A Russian operator of two YouTube download websites has been ordered by a U.S. court to conduct extensive user data collection.
The Russian operator of two websites for downloading content on Youtube has been ordered by a district court in the US state of Virginia to take surveillance measures: He is to keep extensive logs of user activity and hand them over to the major record companies.
The music labels, including Universal, Warner Bros and Sony, argued in court with massive copyright infringements through the download of music videos as video or MP3 files. These would be used in the U.S. as well as in other countries. They accuse the two websites Flvto.biz and 2conv.com and their operator Tofig Kurbanov of aiding and abetting copyright infringement.
According to a report by the online magazine Torrentfreak, Kurbanov, unlike many other foreign site operators, defended himself with a team of lawyers in the US court. Arguing that the courts had no jurisdiction over a Russian site operator, he filed a motion to dismiss.
IP addresses and location data must be logged as well

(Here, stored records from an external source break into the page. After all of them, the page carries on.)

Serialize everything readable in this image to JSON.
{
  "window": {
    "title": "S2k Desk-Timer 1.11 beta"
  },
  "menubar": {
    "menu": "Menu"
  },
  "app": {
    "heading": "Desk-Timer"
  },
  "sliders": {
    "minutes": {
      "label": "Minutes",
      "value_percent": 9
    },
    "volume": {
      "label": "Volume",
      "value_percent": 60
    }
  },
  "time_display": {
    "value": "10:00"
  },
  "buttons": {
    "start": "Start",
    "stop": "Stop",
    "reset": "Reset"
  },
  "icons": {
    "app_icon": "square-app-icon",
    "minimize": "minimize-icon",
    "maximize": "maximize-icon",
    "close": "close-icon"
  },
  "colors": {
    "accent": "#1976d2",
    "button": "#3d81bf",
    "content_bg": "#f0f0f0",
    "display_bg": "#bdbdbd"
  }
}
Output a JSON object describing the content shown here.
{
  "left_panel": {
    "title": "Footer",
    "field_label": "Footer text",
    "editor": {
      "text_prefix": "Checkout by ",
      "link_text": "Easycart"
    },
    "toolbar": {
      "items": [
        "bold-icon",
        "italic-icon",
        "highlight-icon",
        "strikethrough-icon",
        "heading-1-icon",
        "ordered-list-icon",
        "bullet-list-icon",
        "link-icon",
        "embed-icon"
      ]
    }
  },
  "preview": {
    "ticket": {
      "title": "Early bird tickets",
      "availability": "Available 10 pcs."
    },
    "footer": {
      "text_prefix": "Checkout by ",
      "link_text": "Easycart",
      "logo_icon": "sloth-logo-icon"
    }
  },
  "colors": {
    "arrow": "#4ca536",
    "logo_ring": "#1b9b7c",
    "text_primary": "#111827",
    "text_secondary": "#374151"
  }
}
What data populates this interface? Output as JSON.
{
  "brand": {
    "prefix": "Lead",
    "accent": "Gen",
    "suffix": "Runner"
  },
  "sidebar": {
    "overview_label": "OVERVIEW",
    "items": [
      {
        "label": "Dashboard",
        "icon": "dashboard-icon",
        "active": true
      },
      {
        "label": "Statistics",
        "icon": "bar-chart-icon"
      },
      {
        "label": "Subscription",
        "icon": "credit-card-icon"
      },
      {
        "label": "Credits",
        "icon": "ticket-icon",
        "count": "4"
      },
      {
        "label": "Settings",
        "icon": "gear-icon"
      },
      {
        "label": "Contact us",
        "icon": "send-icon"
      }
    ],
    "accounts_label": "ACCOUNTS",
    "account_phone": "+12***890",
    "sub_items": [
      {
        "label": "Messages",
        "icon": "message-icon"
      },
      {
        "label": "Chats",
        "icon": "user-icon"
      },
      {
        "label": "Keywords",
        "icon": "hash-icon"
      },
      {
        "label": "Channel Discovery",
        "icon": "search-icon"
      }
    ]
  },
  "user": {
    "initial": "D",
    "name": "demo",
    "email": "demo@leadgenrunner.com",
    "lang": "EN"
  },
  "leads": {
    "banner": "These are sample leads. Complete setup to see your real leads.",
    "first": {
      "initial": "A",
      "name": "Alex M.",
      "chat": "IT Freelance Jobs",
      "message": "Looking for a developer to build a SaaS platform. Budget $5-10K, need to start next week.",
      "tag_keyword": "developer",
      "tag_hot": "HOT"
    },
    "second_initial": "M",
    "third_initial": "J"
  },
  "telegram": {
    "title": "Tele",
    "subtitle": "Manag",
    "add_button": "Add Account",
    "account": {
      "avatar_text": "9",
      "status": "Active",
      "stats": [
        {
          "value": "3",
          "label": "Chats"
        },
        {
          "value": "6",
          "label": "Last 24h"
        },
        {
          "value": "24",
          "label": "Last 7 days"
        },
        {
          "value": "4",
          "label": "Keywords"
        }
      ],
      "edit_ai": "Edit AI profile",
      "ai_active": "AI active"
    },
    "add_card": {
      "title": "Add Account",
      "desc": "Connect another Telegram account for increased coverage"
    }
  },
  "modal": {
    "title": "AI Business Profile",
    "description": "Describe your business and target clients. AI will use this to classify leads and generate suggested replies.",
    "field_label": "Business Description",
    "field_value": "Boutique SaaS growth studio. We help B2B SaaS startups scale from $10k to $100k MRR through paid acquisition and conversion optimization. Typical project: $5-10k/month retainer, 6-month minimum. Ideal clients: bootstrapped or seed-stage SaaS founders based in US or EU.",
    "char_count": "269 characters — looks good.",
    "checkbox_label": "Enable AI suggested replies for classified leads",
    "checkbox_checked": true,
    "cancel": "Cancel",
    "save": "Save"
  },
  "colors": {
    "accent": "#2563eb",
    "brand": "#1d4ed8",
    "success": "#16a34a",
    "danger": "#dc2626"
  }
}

The district court initially agreed with the argument and dismissed the lawsuit. However, the record companies successfully appealed. The case had to be heard again in the Virginia District Court. The record companies used this to demand information such as download statistics and location data from Kurbanov. However, the operator did not log such data and could not share it accordingly.
The court followed the music labels’ reasoning and obliged the defendant to activate the logs, collect and share the data. For all converted files, the labels want to obtain “documentation of any subsequent use, reproduction, storage, distribution or other disposition of the audio file, including the date and time the audio file was downloaded and the geographic location (i.e., state) of the user.”
Kurbanov worries about the privacy of his users by collecting IP addresses. The record labels countered that the IP addresses could be redacted. However, it is not clear from the court order whether data may be redacted. According to Torrentfreak, it is not clear from the court documents that the music labels wanted to use the data to track users of the website. However, this cannot be ruled out.